Bulgari is upping its partnership with Save the Children. During the pandemic, the jeweler provided enough funding for more than 1,300 U.S. students in underserved areas to receive arts education and programming. Now a portion of those students will exhibit their works in a museum setting to mark World Children’s Day.
While Bulgari has worked with Save the Children since 2009, the two entities’ arts education initiatives first began in 2019. Until that point, Bulgari had a successful product line specifically geared toward the cause — donating 10 percent of its sales to Save the Children, and ultimately resulting in more than 100 million euros of funding.
But the Arte di Bulgari program, as it is called, was devised as a more actionable way to help — aside from just donating money.

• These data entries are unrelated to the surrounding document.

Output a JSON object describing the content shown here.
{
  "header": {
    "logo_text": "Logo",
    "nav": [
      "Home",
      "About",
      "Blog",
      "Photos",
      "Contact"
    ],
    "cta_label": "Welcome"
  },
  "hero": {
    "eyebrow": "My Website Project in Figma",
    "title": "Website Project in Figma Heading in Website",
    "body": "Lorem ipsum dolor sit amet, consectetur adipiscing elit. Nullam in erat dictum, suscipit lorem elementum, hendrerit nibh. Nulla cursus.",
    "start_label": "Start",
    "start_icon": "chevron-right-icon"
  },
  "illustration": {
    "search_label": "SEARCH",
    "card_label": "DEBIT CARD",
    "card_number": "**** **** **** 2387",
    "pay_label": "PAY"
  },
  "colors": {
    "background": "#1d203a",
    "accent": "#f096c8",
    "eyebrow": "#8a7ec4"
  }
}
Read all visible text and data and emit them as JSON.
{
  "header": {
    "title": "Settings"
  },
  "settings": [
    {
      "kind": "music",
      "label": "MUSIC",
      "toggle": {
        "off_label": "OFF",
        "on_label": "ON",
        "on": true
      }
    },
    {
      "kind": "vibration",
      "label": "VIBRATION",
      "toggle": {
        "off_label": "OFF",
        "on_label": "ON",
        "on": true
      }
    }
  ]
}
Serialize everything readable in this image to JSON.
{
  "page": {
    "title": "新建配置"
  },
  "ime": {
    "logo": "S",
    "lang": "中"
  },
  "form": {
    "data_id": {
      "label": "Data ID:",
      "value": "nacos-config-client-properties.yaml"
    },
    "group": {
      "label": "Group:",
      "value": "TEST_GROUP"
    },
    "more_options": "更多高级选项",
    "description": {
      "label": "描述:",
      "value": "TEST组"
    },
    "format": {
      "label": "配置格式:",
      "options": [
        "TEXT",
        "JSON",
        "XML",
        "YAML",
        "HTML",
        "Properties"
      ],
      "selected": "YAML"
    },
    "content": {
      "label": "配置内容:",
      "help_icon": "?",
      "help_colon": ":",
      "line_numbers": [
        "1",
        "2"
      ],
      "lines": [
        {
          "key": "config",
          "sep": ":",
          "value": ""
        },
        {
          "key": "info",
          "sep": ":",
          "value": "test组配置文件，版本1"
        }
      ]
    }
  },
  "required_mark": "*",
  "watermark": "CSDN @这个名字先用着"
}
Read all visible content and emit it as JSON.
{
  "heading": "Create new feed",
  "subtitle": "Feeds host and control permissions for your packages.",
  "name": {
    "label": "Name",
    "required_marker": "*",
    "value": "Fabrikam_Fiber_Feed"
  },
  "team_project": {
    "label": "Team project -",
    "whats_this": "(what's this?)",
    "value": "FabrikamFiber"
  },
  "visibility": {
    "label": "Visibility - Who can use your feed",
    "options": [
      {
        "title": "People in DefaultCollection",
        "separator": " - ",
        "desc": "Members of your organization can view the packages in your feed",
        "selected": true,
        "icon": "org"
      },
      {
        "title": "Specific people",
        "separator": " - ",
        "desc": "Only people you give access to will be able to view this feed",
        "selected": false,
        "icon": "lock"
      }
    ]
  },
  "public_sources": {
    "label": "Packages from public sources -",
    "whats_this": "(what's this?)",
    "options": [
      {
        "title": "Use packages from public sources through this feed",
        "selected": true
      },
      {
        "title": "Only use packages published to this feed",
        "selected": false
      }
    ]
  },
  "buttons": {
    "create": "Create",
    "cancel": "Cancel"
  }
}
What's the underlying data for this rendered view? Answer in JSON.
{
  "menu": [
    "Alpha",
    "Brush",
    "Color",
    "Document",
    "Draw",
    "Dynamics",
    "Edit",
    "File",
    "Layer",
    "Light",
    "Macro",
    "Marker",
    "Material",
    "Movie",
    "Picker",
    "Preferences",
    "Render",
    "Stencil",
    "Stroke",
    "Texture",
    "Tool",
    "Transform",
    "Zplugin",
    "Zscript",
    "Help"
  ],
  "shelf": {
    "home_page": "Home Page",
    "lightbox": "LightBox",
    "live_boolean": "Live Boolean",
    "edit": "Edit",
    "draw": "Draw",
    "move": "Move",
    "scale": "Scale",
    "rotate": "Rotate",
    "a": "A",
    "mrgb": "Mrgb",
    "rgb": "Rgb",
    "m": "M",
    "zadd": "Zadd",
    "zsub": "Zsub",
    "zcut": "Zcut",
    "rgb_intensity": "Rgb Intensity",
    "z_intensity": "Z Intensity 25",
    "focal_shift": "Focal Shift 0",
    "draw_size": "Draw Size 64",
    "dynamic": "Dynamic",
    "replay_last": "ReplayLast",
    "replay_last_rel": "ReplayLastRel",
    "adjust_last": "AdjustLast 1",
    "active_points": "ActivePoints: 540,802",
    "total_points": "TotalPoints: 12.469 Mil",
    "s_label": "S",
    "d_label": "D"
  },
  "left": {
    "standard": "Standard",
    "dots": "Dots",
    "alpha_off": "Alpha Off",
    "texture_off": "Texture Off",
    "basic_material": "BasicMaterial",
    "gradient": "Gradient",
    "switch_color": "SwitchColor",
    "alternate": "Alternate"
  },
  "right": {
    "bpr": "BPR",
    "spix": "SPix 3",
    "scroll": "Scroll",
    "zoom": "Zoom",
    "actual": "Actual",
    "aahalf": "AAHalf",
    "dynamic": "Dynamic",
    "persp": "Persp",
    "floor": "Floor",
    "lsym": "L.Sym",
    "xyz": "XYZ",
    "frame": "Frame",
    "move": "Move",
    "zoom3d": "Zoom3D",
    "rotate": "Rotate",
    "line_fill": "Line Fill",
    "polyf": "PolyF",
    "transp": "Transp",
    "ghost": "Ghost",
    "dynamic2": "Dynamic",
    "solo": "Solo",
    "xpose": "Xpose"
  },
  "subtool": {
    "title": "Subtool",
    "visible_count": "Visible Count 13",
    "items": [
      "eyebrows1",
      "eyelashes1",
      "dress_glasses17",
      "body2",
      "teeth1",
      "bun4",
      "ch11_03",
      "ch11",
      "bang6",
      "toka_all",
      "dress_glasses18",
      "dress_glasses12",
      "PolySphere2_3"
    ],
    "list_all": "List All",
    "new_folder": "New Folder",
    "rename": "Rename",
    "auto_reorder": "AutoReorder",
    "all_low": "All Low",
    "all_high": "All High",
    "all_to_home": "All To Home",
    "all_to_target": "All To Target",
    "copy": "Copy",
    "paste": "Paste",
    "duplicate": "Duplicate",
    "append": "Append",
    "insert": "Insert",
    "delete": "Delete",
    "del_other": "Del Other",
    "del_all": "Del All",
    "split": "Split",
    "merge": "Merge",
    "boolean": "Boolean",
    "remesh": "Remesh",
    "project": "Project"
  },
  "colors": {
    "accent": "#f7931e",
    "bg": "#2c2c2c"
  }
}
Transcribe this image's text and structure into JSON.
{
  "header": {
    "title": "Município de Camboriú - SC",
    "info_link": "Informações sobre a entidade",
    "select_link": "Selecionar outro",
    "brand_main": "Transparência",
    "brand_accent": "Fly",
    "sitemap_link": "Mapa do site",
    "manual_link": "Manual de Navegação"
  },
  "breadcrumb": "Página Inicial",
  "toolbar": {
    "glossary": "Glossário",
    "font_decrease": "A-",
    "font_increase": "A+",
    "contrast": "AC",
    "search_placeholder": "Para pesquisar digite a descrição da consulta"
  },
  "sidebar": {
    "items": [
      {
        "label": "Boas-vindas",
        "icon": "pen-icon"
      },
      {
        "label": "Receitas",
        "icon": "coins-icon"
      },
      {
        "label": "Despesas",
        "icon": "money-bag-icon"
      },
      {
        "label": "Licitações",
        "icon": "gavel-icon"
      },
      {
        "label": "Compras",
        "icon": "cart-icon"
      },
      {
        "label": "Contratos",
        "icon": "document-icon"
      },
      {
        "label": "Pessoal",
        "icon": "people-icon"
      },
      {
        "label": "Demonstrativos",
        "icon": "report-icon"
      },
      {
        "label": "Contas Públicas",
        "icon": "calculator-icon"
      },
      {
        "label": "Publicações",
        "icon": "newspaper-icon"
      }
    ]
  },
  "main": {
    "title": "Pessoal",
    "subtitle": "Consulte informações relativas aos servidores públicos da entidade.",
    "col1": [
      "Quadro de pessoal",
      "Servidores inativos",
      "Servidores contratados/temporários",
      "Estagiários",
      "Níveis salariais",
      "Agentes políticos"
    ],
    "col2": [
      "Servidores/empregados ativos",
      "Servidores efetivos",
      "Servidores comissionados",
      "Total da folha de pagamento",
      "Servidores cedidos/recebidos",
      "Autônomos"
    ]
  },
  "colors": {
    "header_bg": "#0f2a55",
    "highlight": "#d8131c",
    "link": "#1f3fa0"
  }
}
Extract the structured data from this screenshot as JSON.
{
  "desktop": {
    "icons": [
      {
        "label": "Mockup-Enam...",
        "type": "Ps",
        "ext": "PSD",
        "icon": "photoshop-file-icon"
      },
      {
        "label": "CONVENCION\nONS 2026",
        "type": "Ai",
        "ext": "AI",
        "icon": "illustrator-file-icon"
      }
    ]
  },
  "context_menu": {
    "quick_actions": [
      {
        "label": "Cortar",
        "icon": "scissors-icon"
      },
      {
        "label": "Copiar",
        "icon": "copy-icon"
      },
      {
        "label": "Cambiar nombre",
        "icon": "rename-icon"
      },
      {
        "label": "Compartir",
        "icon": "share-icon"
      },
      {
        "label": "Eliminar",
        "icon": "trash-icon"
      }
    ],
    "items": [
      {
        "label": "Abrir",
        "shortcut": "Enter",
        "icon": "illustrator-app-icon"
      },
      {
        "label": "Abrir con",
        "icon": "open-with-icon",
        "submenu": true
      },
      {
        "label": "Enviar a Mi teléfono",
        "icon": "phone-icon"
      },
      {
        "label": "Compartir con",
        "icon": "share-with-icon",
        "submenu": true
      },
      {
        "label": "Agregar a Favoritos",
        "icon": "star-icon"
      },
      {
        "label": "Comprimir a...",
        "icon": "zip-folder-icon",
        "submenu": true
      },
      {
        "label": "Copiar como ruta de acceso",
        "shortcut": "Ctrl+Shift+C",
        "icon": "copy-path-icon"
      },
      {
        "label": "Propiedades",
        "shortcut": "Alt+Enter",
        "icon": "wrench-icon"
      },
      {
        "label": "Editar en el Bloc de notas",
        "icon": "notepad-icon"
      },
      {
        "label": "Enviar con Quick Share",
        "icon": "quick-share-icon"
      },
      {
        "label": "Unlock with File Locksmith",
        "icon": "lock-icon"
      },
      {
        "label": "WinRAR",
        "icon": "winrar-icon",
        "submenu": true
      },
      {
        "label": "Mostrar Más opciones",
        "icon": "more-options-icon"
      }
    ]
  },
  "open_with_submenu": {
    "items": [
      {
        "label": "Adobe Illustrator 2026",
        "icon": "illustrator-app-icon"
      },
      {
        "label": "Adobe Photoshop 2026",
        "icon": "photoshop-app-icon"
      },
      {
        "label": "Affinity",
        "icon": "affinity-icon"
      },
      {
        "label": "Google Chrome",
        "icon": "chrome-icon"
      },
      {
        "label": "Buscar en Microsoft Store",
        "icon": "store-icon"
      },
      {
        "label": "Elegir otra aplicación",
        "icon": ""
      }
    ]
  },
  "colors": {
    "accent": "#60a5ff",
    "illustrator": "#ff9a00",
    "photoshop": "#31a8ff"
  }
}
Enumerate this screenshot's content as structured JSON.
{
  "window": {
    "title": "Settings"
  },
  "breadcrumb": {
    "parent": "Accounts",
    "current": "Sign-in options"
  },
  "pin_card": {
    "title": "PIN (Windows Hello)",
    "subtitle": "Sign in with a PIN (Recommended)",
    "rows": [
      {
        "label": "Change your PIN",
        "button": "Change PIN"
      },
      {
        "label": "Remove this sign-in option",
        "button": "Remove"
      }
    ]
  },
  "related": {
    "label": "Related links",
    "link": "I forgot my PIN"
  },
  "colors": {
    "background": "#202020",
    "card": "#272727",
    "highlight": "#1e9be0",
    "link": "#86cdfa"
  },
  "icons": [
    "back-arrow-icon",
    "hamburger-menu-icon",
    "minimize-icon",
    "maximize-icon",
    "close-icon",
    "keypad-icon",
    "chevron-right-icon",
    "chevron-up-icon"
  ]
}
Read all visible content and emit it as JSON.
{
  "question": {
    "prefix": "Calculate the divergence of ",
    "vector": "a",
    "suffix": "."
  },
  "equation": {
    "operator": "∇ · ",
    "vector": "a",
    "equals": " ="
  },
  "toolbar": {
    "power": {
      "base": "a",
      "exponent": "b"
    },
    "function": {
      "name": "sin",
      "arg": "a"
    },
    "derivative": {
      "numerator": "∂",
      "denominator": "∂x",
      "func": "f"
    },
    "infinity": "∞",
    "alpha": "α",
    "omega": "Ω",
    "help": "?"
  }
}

“We started transitioning this over the last couple of years, we looked to give even more bandwidth beyond just the product aspect of it — looking globally and also locally. We wanted to give something more concrete and that was education and arts programming,” said Bulgari president for North America, Daniel Paltridge.
The Arte di Bulgari program tasks Save the Children with administering arts programming to students in the Houston and San Bernardino County, Calif., areas. The program kicked off in 2019, and took on extra meaning during the pandemic, when children were sequestered from friends and in-person learning opportunities.
While students in Houston are back to in-person learning, the program’s participating California school districts are still learning in a remote format — pushing Bulgari to find a project that could suit both learning styles.
The latest assignment in the series is named “Wish in a Bottle,” and sees students drawing their hopes for the world and placing them into a plastic bottle. The program was such a success that Bulgari plans to roll it out worldwide, to global markets including Italy, Spain and Germany where the company also spearheads children’s causes.
“I think kids at that age start to form ideas and need avenues to express themselves. I think if you can tap into them at that age and get them excited about something it sets them up for success,” said Paltridge.
From Nov. 20, the Children’s Museum Houston is exhibiting all 600 regional participants’ works. The artists range in age from about five to 11 years old.
Arts education is among one of the first programs to see budget cuts in underserved areas and Paltridge said that in the Arte di Bulgari districts, “[Arts education] is either underfunded or not part of the curriculum.”
He added that the two U.S. regions were chosen in conjunction with Save the Children, which pinpointed school districts where “they don’t have a huge array of after school activities available. But also the school districts are eager to get involved, we need them to have a willingness. We found that in California and Houston kids were very excited but also educators themselves take passion in the projects.”
Save the Children’s vice president of U.S. programs Betsy Zorio, added in a statement: “Today’s children are tomorrow’s artists, engineers, teachers and business leaders, and we are so excited to collaborate with Bulgari and Children’s Museum Houston to be able to engage children in artistic expression and shine a spotlight on their hopes for the future…Arts programs for children can have a significant, positive impact on their development, yet far too many children have limited exposure to the arts.”